- Schools and school districts may reopen for in-person instruction at any time if they are located in a local health jurisdiction (LHJ) that has not been on the county monitoring list within the prior 14 days.
- If a school or school district reopens to in-person instruction, but the county is later placed on the county monitoring list, the schools should begin testing staff, or increase frequency of staff testing but are not required to close.
Below are our firm’s responses to Frequently Asked Questions:
Are all Distance Learning Programs the Same?
No, some are better than others. The quality of distance learning programs vary from school to school (public and private) but under SB 98 distance learning programs that public schools offer must now be robust, unlike what students were offered from March to June 2020.
In March 2020, public schools put together distance learning programs for enrichment only.

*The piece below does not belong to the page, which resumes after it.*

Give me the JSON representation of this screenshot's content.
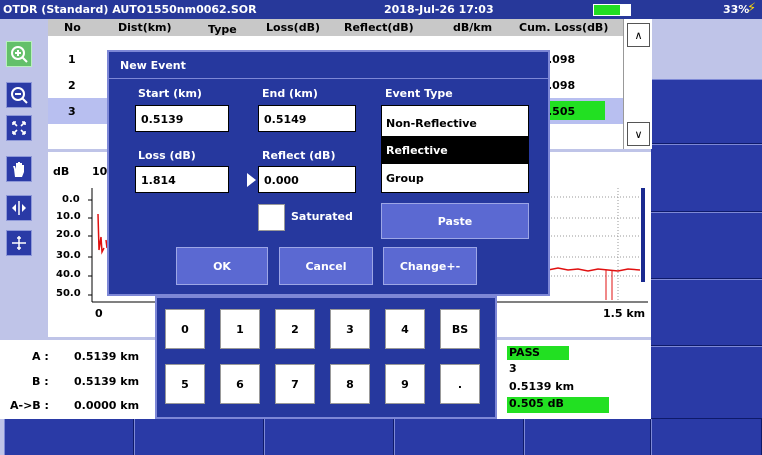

These “enrichment programs” lacked academic rigor, attendance was optional, and ill-equipped parents and caregivers were forced to become educators overnight. As a result, many students have fallen significantly behind.
With SB 98 setting statewide academic standards for distance learning, we expect public schools to offer more robust programs than were offered in Spring 2020. That said, it’s still too soon to determine whether California public school distance learning programs will be appropriate for students with unique educational needs.
Many private schools and some public charters transitioned to virtual learning platforms with relative ease in March 2020 and continued providing strong, full-day academic programs to students.
For schools (public or private) that continued their full-time academic programs in a virtual setting during the second half of the 2019/2020 school year, those teachers will likely be better prepared to live up to the SB 98 distance learning standards than the schools that only offered enrichment.
What options are there if my school’s distance learning program is not appropriately addressing my child’s unique needs?
If your child is struggling, whether that environment be in-person, remote, or hybrid, make a written request for an IEP meeting and make sure that your concerns are well-documented. The public school must hold an IEP meeting within thirty (30) days of a parent’s written request (Cal. Ed. Code Section 56043(1) and 56343.5).
Can I get the public school to pay for a private distance learning/virtual program?
Yes, but you’ll need to give written notice at least 10 business days before you place your child privately or you can notify your public school at an IEP meeting. You must be prepared to show why the public school's program was not appropriate. (20 U.S. Code Section 1412(a)(10)(C)(iii)(bb); 34. CFR. Sec. 300.148.
The District still hasn’t completed my child’s triennial assessment or any other assessment I consented to before the COVID-19 school closures, does this mean my child won’t be assessed?
As we mentioned in our last guidance letter, public school obligations to comply with federal special education laws during March to June 2020 school closure still apply giving parents the right to pursue claims for the school district’s failure to complete assessments on time. For initial assessments, the school district has an obligation to identify, locate, and evaluate any child residing within their boundaries who is suspected of having a disability (34 C.F.R. Section 300.111(a)).
If a school district turns down a request for an assessment or fails to complete an assessment within sixty (60) days after the parent has consented to an assessment plan, parents can file a due process hearing request and asked that the school district be compelled to complete the assessment (Cal. Ed. Code Section 56043(c)).
The District didn’t fully implement my child’s IEP from March to June 2020, is my child entitled to compensatory education?
Under federal law, yes. Compensatory education are services provided or ordered by a judge to compensate a student for educational opportunities that were lost when the public school failed to provide the student with a FAPE under the IDEA. For those who used our Distance Learning Tracker to keep track of services provided, now is the time to make a request for compensatory education for the services that were not provided. For more information please contact us.